[DATA PROVIDED]

>>>

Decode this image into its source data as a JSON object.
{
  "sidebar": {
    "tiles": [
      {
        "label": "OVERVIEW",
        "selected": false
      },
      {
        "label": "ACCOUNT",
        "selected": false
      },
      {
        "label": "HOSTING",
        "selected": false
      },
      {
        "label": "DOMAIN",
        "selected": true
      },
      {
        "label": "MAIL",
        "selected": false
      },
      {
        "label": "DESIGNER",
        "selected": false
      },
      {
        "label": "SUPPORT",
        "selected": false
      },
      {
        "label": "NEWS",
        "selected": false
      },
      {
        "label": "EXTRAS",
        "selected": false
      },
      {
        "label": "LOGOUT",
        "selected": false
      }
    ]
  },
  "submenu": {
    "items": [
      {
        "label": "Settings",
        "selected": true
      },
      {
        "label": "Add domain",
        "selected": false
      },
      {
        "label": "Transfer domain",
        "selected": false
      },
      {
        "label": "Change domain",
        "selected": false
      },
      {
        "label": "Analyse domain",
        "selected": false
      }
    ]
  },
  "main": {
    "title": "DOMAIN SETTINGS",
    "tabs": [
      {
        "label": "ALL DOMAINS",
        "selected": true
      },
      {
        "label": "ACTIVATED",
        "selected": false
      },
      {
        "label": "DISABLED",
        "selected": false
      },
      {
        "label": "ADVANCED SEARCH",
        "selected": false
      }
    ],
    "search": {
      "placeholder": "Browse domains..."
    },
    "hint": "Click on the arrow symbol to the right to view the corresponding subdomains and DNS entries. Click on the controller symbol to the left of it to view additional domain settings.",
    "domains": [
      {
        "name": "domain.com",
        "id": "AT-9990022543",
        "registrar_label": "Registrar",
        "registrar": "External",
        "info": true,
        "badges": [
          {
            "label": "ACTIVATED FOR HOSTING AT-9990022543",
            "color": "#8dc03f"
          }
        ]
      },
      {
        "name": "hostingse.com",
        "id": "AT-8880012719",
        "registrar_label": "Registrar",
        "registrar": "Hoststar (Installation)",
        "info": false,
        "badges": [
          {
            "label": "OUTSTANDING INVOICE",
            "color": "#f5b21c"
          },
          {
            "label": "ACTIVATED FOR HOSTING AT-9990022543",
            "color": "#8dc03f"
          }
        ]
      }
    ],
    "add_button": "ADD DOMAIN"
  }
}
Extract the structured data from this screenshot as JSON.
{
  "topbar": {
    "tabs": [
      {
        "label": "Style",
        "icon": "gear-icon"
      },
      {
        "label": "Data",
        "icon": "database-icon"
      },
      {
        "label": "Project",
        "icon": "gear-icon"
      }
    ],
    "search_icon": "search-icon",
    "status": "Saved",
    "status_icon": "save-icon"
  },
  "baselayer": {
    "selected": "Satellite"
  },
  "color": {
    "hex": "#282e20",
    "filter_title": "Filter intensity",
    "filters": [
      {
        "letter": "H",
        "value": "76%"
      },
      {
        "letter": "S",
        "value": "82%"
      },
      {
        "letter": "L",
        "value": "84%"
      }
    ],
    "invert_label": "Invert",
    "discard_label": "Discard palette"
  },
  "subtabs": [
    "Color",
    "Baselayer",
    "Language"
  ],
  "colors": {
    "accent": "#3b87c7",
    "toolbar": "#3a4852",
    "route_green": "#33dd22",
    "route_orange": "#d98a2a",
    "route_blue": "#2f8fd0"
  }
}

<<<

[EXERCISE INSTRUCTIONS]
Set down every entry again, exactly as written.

[REPLY]
Decode this image into its source data as a JSON object.
{
  "sidebar": {
    "tiles": [
      {
        "label": "OVERVIEW",
        "selected": false
      },
      {
        "label": "ACCOUNT",
        "selected": false
      },
      {
        "label": "HOSTING",
        "selected": false
      },
      {
        "label": "DOMAIN",
        "selected": true
      },
      {
        "label": "MAIL",
        "selected": false
      },
      {
        "label": "DESIGNER",
        "selected": false
      },
      {
        "label": "SUPPORT",
        "selected": false
      },
      {
        "label": "NEWS",
        "selected": false
      },
      {
        "label": "EXTRAS",
        "selected": false
      },
      {
        "label": "LOGOUT",
        "selected": false
      }
    ]
  },
  "submenu": {
    "items": [
      {
        "label": "Settings",
        "selected": true
      },
      {
        "label": "Add domain",
        "selected": false
      },
      {
        "label": "Transfer domain",
        "selected": false
      },
      {
        "label": "Change domain",
        "selected": false
      },
      {
        "label": "Analyse domain",
        "selected": false
      }
    ]
  },
  "main": {
    "title": "DOMAIN SETTINGS",
    "tabs": [
      {
        "label": "ALL DOMAINS",
        "selected": true
      },
      {
        "label": "ACTIVATED",
        "selected": false
      },
      {
        "label": "DISABLED",
        "selected": false
      },
      {
        "label": "ADVANCED SEARCH",
        "selected": false
      }
    ],
    "search": {
      "placeholder": "Browse domains..."
    },
    "hint": "Click on the arrow symbol to the right to view the corresponding subdomains and DNS entries. Click on the controller symbol to the left of it to view additional domain settings.",
    "domains": [
      {
        "name": "domain.com",
        "id": "AT-9990022543",
        "registrar_label": "Registrar",
        "registrar": "External",
        "info": true,
        "badges": [
          {
            "label": "ACTIVATED FOR HOSTING AT-9990022543",
            "color": "#8dc03f"
          }
        ]
      },
      {
        "name": "hostingse.com",
        "id": "AT-8880012719",
        "registrar_label": "Registrar",
        "registrar": "Hoststar (Installation)",
        "info": false,
        "badges": [
          {
            "label": "OUTSTANDING INVOICE",
            "color": "#f5b21c"
          },
          {
            "label": "ACTIVATED FOR HOSTING AT-9990022543",
            "color": "#8dc03f"
          }
        ]
      }
    ],
    "add_button": "ADD DOMAIN"
  }
}
Extract the structured data from this screenshot as JSON.
{
  "topbar": {
    "tabs": [
      {
        "label": "Style",
        "icon": "gear-icon"
      },
      {
        "label": "Data",
        "icon": "database-icon"
      },
      {
        "label": "Project",
        "icon": "gear-icon"
      }
    ],
    "search_icon": "search-icon",
    "status": "Saved",
    "status_icon": "save-icon"
  },
  "baselayer": {
    "selected": "Satellite"
  },
  "color": {
    "hex": "#282e20",
    "filter_title": "Filter intensity",
    "filters": [
      {
        "letter": "H",
        "value": "76%"
      },
      {
        "letter": "S",
        "value": "82%"
      },
      {
        "letter": "L",
        "value": "84%"
      }
    ],
    "invert_label": "Invert",
    "discard_label": "Discard palette"
  },
  "subtabs": [
    "Color",
    "Baselayer",
    "Language"
  ],
  "colors": {
    "accent": "#3b87c7",
    "toolbar": "#3a4852",
    "route_green": "#33dd22",
    "route_orange": "#d98a2a",
    "route_blue": "#2f8fd0"
  }
}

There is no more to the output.